While most of the private equity market is keeping quiet and focusing on existing portfolios, the energy industry is once again causing a racket. Lehman Brothers Merchant Banking last month held a well-received initial public offering for Peabody Energy Corp., the world’s largest privately-owned coal company.
Peabody Energy made its debut on the New York Stock Exchange, with the symbol BTU, on May 22, offering 17.25million shares at $28/share. The shares opened at $36 on the first day and closed at $36.80. At press time, the stock was trading at $32.40.
If there is ever a time to take a coal company public, this is it. President George W. Bush and the Department of Energy have both recently announced energy plans that set coal technologies as a priority.
Alan Washkowitz, the head of the merchant banking group at Lehman, said that the firm had been keeping on an eye onthe performance of similar public companies, namely Arch Coal and CONSOL Energy, and found them to be performing “terrifically.” That, combined with the interest relayed from institutional investors, convinced Lehman that this was the right time. “It’s clear that most of these very big institutional investors think a sea change has happened in terms of coal,” he said. “Coal is now a legitimate major energy source that they all have to have in a big energy portfolio. So everything seemed right [for the IPO].”
Lehman first expressed interest in Peabody in 1989, when it made a failed attempt to acquire a stake in the company. Then in 1998, Lehman got a second chance and made it work. Texas Utilities Co., a Lehman client, made a move to acquire Energy Group, of which Peabody was then a part, but Texas Utilities, which owned U.S. coal assets, could not acquire Peabody even for a moment or the deal would be bogged down in red tape.

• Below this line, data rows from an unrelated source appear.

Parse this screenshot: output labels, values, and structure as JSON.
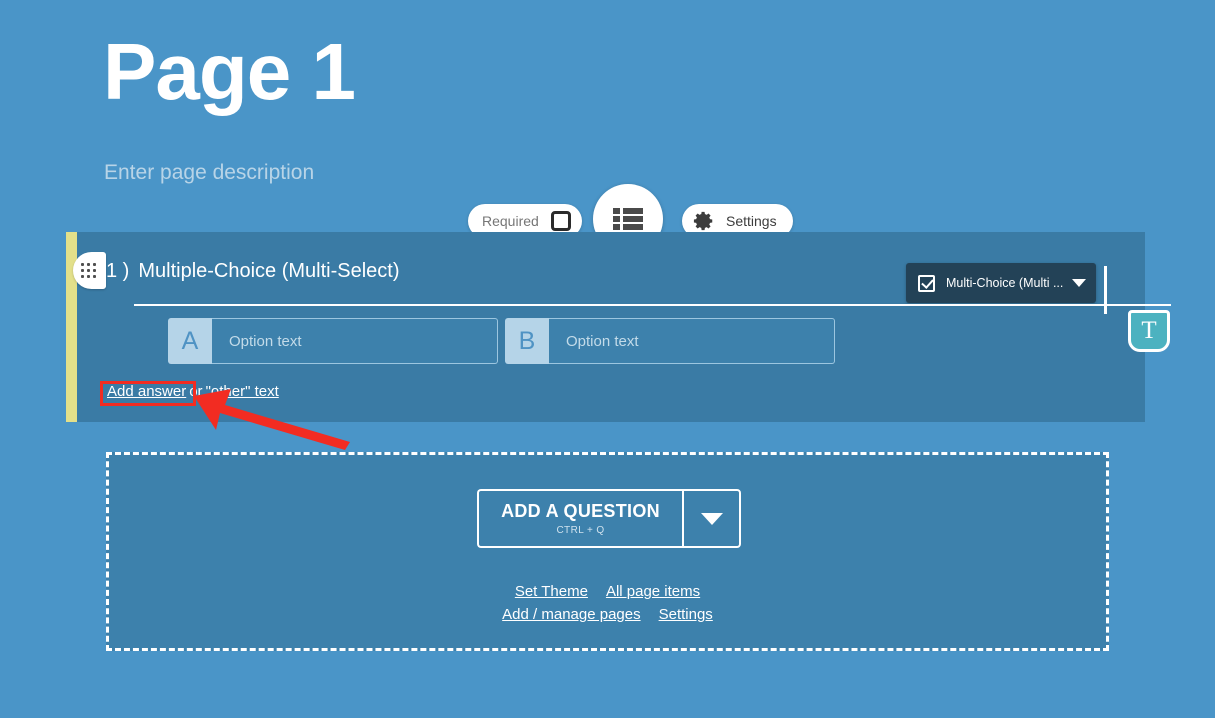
{
  "page": {
    "title": "Page 1",
    "description": "Enter page description",
    "background_color": "#4a95c8"
  },
  "toolbar": {
    "required_label": "Required",
    "required_checked": false,
    "list_icon": "list-icon",
    "gear_icon": "gear-icon",
    "settings_label": "Settings"
  },
  "question": {
    "number": "1 )",
    "title": "Multiple-Choice (Multi-Select)",
    "accent_color": "#e3e08a",
    "panel_color": "#3a7ba5",
    "drag_handle_icon": "drag-dots-icon",
    "type_select": {
      "icon": "checkbox-checked-icon",
      "label": "Multi-Choice (Multi ...",
      "caret": "chevron-down-icon"
    },
    "options": [
      {
        "letter": "A",
        "value": "",
        "placeholder": "Option text"
      },
      {
        "letter": "B",
        "value": "",
        "placeholder": "Option text"
      }
    ],
    "add_answer_label": "Add answer",
    "add_answer_conjunction": "or",
    "other_text_label": "\"other\" text",
    "text_format_button_label": "T",
    "text_format_color": "#4cb2c0"
  },
  "add_area": {
    "button_label": "ADD A QUESTION",
    "button_shortcut": "CTRL + Q",
    "caret": "chevron-down-icon",
    "links": [
      "Set Theme",
      "All page items",
      "Add / manage pages",
      "Settings"
    ]
  },
  "annotation": {
    "highlight_color": "#f22c22",
    "target": "Add answer"
  }
}
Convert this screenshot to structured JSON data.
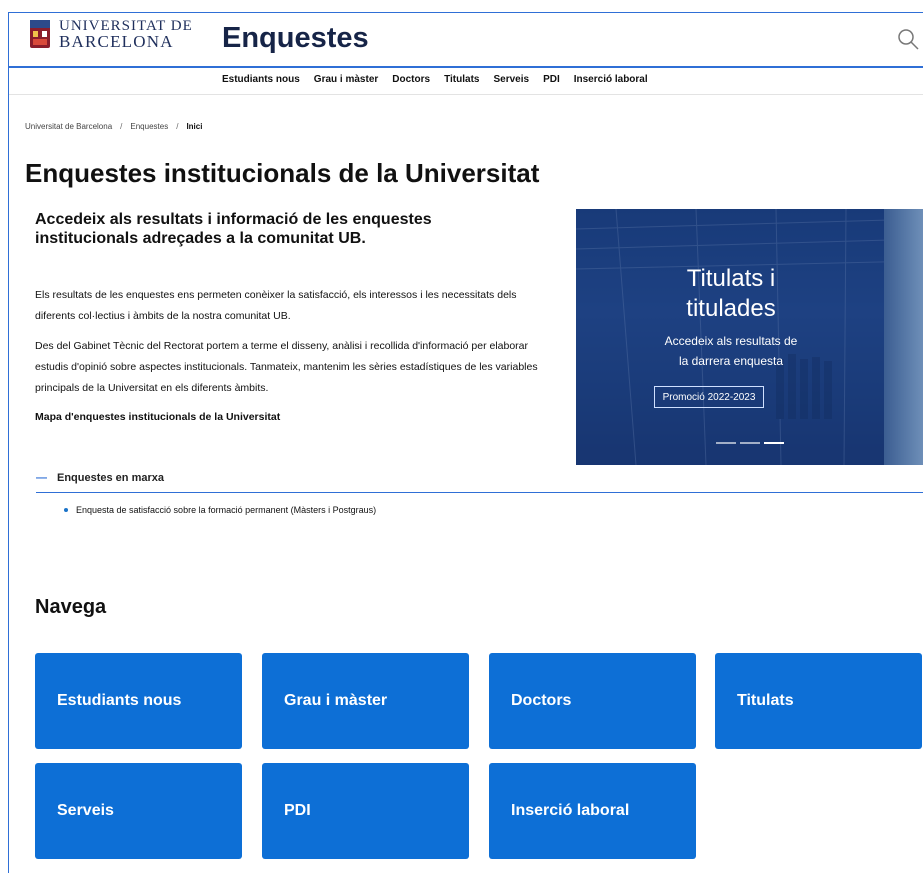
{
  "header": {
    "logo_line1": "UNIVERSITAT DE",
    "logo_line2": "BARCELONA",
    "site_title": "Enquestes",
    "search_icon": "search-icon"
  },
  "nav": {
    "items": [
      "Estudiants nous",
      "Grau i màster",
      "Doctors",
      "Titulats",
      "Serveis",
      "PDI",
      "Inserció laboral"
    ]
  },
  "breadcrumb": {
    "items": [
      "Universitat de Barcelona",
      "Enquestes",
      "Inici"
    ],
    "separator": "/"
  },
  "page": {
    "title": "Enquestes institucionals de la Universitat",
    "intro_heading": "Accedeix als resultats i informació de les enquestes institucionals adreçades a la comunitat UB.",
    "paragraph1": "Els resultats de les enquestes ens permeten conèixer la satisfacció, els interessos i les necessitats dels diferents col·lectius i àmbits de la nostra comunitat UB.",
    "paragraph2": "Des del Gabinet Tècnic del Rectorat portem a terme el disseny, anàlisi i recollida d'informació per elaborar estudis d'opinió sobre aspectes institucionals. Tanmateix, mantenim les sèries estadístiques de les variables principals de la Universitat en els diferents àmbits.",
    "map_link": "Mapa d'enquestes institucionals de la Universitat"
  },
  "hero": {
    "title_line1": "Titulats i",
    "title_line2": "titulades",
    "subtitle_line1": "Accedeix als resultats de",
    "subtitle_line2": "la darrera enquesta",
    "button": "Promoció 2022-2023"
  },
  "ongoing": {
    "heading": "Enquestes en marxa",
    "toggle": "—",
    "items": [
      "Enquesta de satisfacció sobre la formació permanent (Màsters i Postgraus)"
    ]
  },
  "navega": {
    "heading": "Navega",
    "tiles": [
      "Estudiants nous",
      "Grau i màster",
      "Doctors",
      "Titulats",
      "Serveis",
      "PDI",
      "Inserció laboral"
    ]
  },
  "colors": {
    "accent": "#2f6fd6",
    "tile": "#0d6fd6",
    "title": "#162447"
  }
}
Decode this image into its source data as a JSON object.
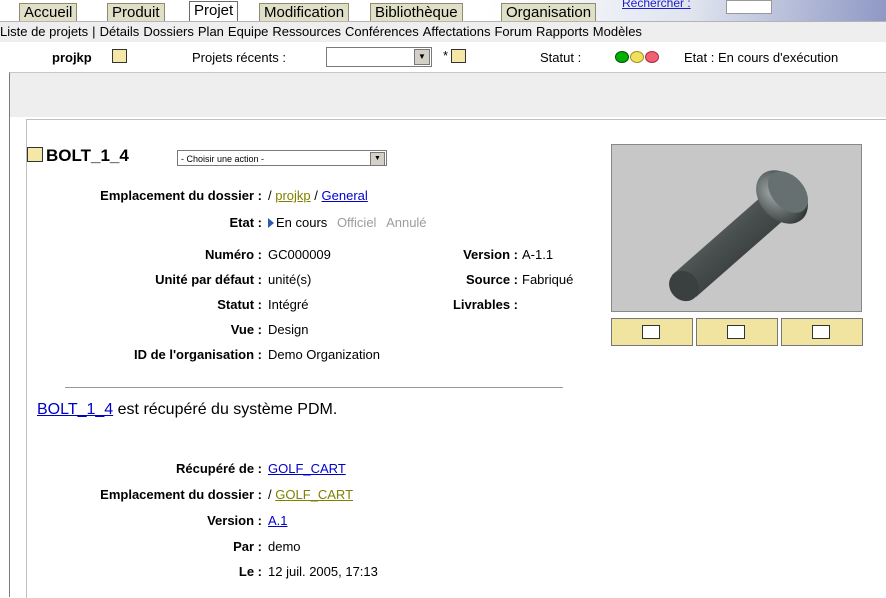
{
  "tabs": [
    "Accueil",
    "Produit",
    "Projet",
    "Modification",
    "Bibliothèque",
    "Organisation"
  ],
  "active_tab": "Projet",
  "search_link": "Rechercher :",
  "nav_items": [
    "Liste de projets",
    "|",
    "Détails",
    "Dossiers",
    "Plan",
    "Equipe",
    "Ressources",
    "Conférences",
    "Affectations",
    "Forum",
    "Rapports",
    "Modèles"
  ],
  "project": {
    "name": "projkp",
    "recent_label": "Projets récents :",
    "recent_value": "",
    "status_label": "Statut :",
    "status_colors": [
      "#00b000",
      "#f0e060",
      "#f06070"
    ],
    "etat_text": "Etat : En cours d'exécution"
  },
  "object": {
    "title": "BOLT_1_4",
    "action_select": "- Choisir une action -",
    "location_label": "Emplacement du dossier :",
    "location_prefix": "/",
    "location_link1": "projkp",
    "location_sep": "/",
    "location_link2": "General",
    "etat_label": "Etat :",
    "etat_current": "En cours",
    "etat_official": "Officiel",
    "etat_cancelled": "Annulé",
    "fields_left": [
      {
        "label": "Numéro :",
        "value": "GC000009"
      },
      {
        "label": "Unité par défaut :",
        "value": "unité(s)"
      },
      {
        "label": "Statut :",
        "value": "Intégré"
      },
      {
        "label": "Vue :",
        "value": "Design"
      },
      {
        "label": "ID de l'organisation :",
        "value": "Demo Organization"
      }
    ],
    "fields_right": [
      {
        "label": "Version :",
        "value": "A-1.1"
      },
      {
        "label": "Source :",
        "value": "Fabriqué"
      },
      {
        "label": "Livrables :",
        "value": ""
      }
    ]
  },
  "message": {
    "link": "BOLT_1_4",
    "text": "est récupéré du système PDM."
  },
  "retrieved": {
    "from_label": "Récupéré de :",
    "from_link": "GOLF_CART",
    "location_label": "Emplacement du dossier :",
    "location_prefix": "/",
    "location_link": "GOLF_CART",
    "version_label": "Version :",
    "version_link": "A.1",
    "by_label": "Par :",
    "by_value": "demo",
    "date_label": "Le :",
    "date_value": "12 juil. 2005, 17:13"
  },
  "icons": [
    "folder-icon",
    "new-folder-icon",
    "checkout-icon",
    "print-icon",
    "properties-icon"
  ]
}
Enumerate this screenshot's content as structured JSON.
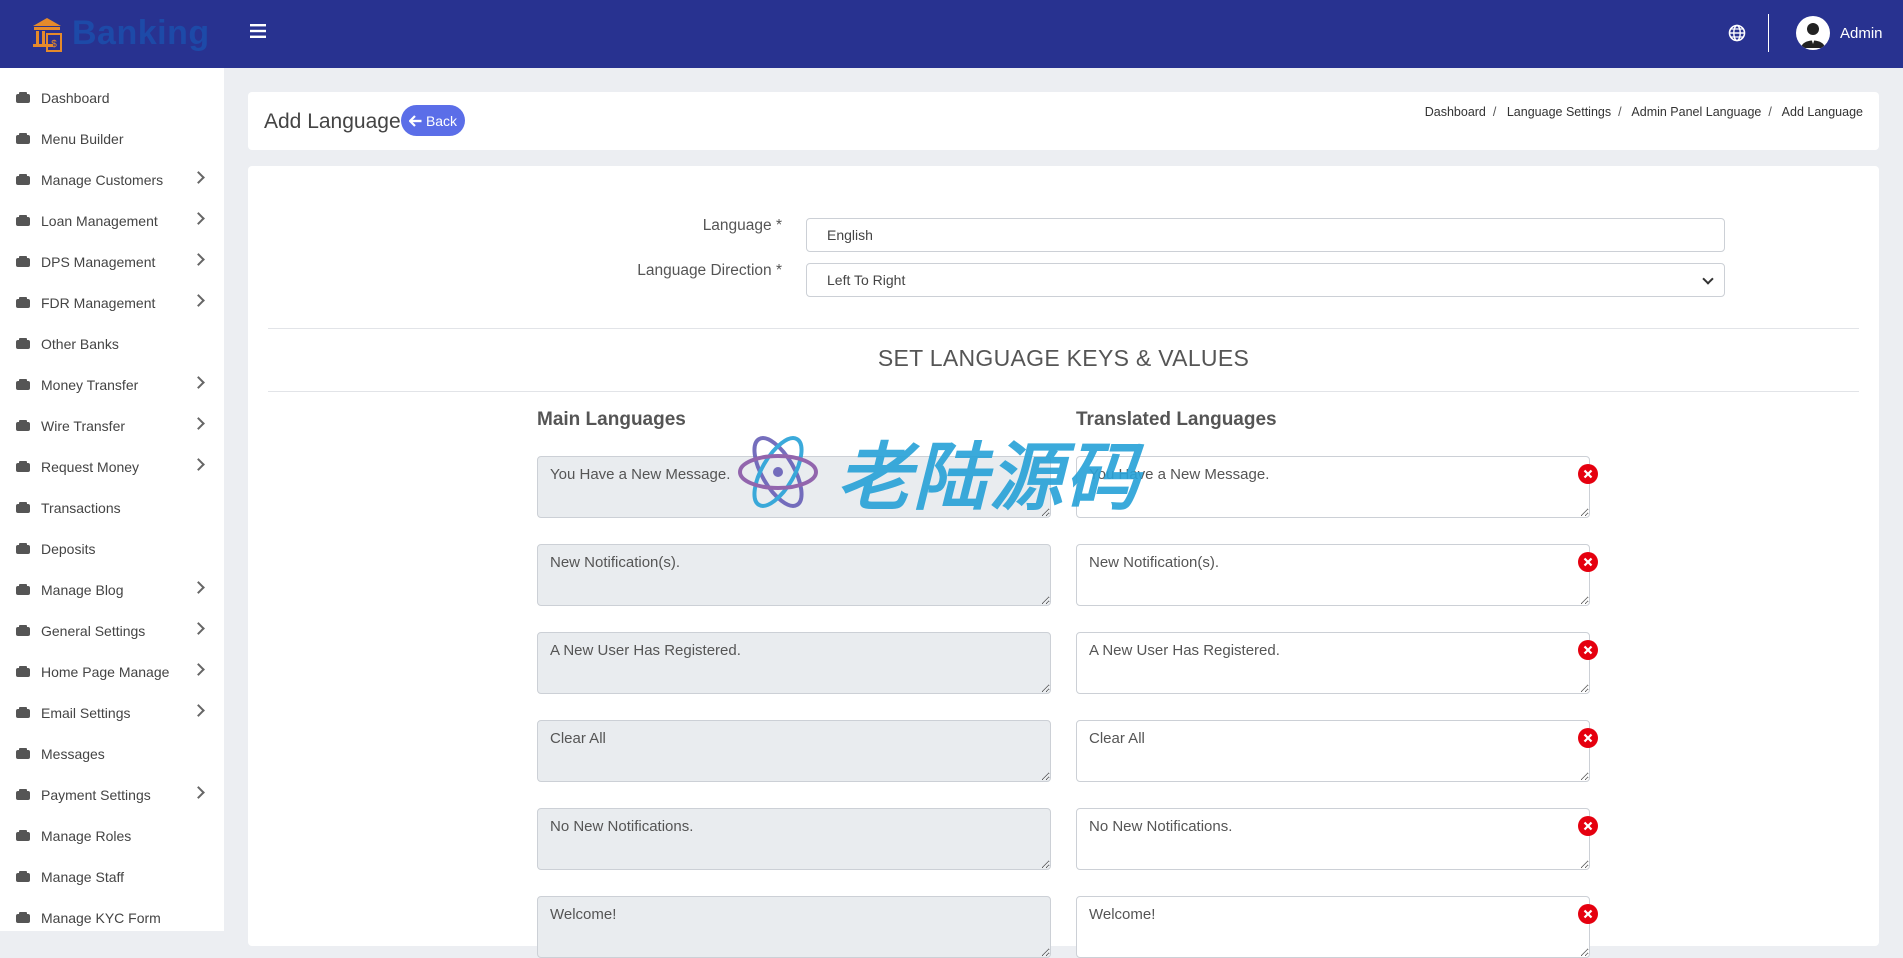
{
  "brand": {
    "name": "Banking"
  },
  "topbar": {
    "user_name": "Admin"
  },
  "sidebar": {
    "items": [
      {
        "label": "Dashboard",
        "icon": "gauge-icon",
        "has_children": false
      },
      {
        "label": "Menu Builder",
        "icon": "compass-icon",
        "has_children": false
      },
      {
        "label": "Manage Customers",
        "icon": "user-icon",
        "has_children": true
      },
      {
        "label": "Loan Management",
        "icon": "building-icon",
        "has_children": true
      },
      {
        "label": "DPS Management",
        "icon": "bank-icon",
        "has_children": true
      },
      {
        "label": "FDR Management",
        "icon": "user-cog-icon",
        "has_children": true
      },
      {
        "label": "Other Banks",
        "icon": "institution-icon",
        "has_children": false
      },
      {
        "label": "Money Transfer",
        "icon": "exchange-icon",
        "has_children": true
      },
      {
        "label": "Wire Transfer",
        "icon": "wallet-icon",
        "has_children": true
      },
      {
        "label": "Request Money",
        "icon": "coin-icon",
        "has_children": true
      },
      {
        "label": "Transactions",
        "icon": "chart-line-icon",
        "has_children": false
      },
      {
        "label": "Deposits",
        "icon": "piggy-bank-icon",
        "has_children": false
      },
      {
        "label": "Manage Blog",
        "icon": "blog-icon",
        "has_children": true
      },
      {
        "label": "General Settings",
        "icon": "cogs-icon",
        "has_children": true
      },
      {
        "label": "Home Page Manage",
        "icon": "home-icon",
        "has_children": true
      },
      {
        "label": "Email Settings",
        "icon": "envelope-icon",
        "has_children": true
      },
      {
        "label": "Messages",
        "icon": "inbox-icon",
        "has_children": false
      },
      {
        "label": "Payment Settings",
        "icon": "credit-card-icon",
        "has_children": true
      },
      {
        "label": "Manage Roles",
        "icon": "crop-icon",
        "has_children": false
      },
      {
        "label": "Manage Staff",
        "icon": "users-icon",
        "has_children": false
      },
      {
        "label": "Manage KYC Form",
        "icon": "child-icon",
        "has_children": false
      }
    ]
  },
  "header": {
    "title": "Add Language",
    "back_label": "Back",
    "breadcrumb": [
      "Dashboard",
      "Language Settings",
      "Admin Panel Language",
      "Add Language"
    ]
  },
  "form": {
    "language_label": "Language *",
    "language_value": "English",
    "direction_label": "Language Direction *",
    "direction_value": "Left To Right",
    "section_title": "SET LANGUAGE KEYS & VALUES",
    "main_col_title": "Main Languages",
    "translated_col_title": "Translated Languages",
    "rows": [
      {
        "main": "You Have a New Message.",
        "translated": "You Have a New Message."
      },
      {
        "main": "New Notification(s).",
        "translated": "New Notification(s)."
      },
      {
        "main": "A New User Has Registered.",
        "translated": "A New User Has Registered."
      },
      {
        "main": "Clear All",
        "translated": "Clear All"
      },
      {
        "main": "No New Notifications.",
        "translated": "No New Notifications."
      },
      {
        "main": "Welcome!",
        "translated": "Welcome!"
      }
    ]
  },
  "watermark": {
    "text": "老陆源码"
  },
  "colors": {
    "topbar": "#283290",
    "accent": "#5b6ee8",
    "danger": "#e5000f"
  }
}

Therefore, Lehman Brothers Merchant Banking stepped in and agreed to purchase Peabody simultaneously.
At closing, Texas Utilities took Energy Corp., without Peabody, for approximately $11 billion, and Lehman acquired 87% of Peabody for $2.4 billion, including some assumed debt. The financing for the deal included $480 million of equity from Lehman, a $920 million bank facility and $900 million of high-yield notes.
Lehman Brothers, which now has 59% of the company, did not sell any of its stake in the IPO, but following the offering the merchant bank sold down $60 million in equity to two of its investors.
The proceeds from the IPO will also go to paying down debt and should leave the company with approximately $1 billion in debt, said Washkowitz.
Throughout Lehman’s ownership the No. 1 priority for Peabody has been to lower its debt. Two sales generated the majority of the proceeds that Lehman used to pay down approximately $1 billion in debt in the last three years. Peabody sold Citizens Power, an energy trading business, to Edison Mission Energy, for which it received about $100 million. Then in January it sold an Australian coal business to Rio Tinto Plc in London for approximately $450 million, and the buyer assumed approximately $119 million in debt.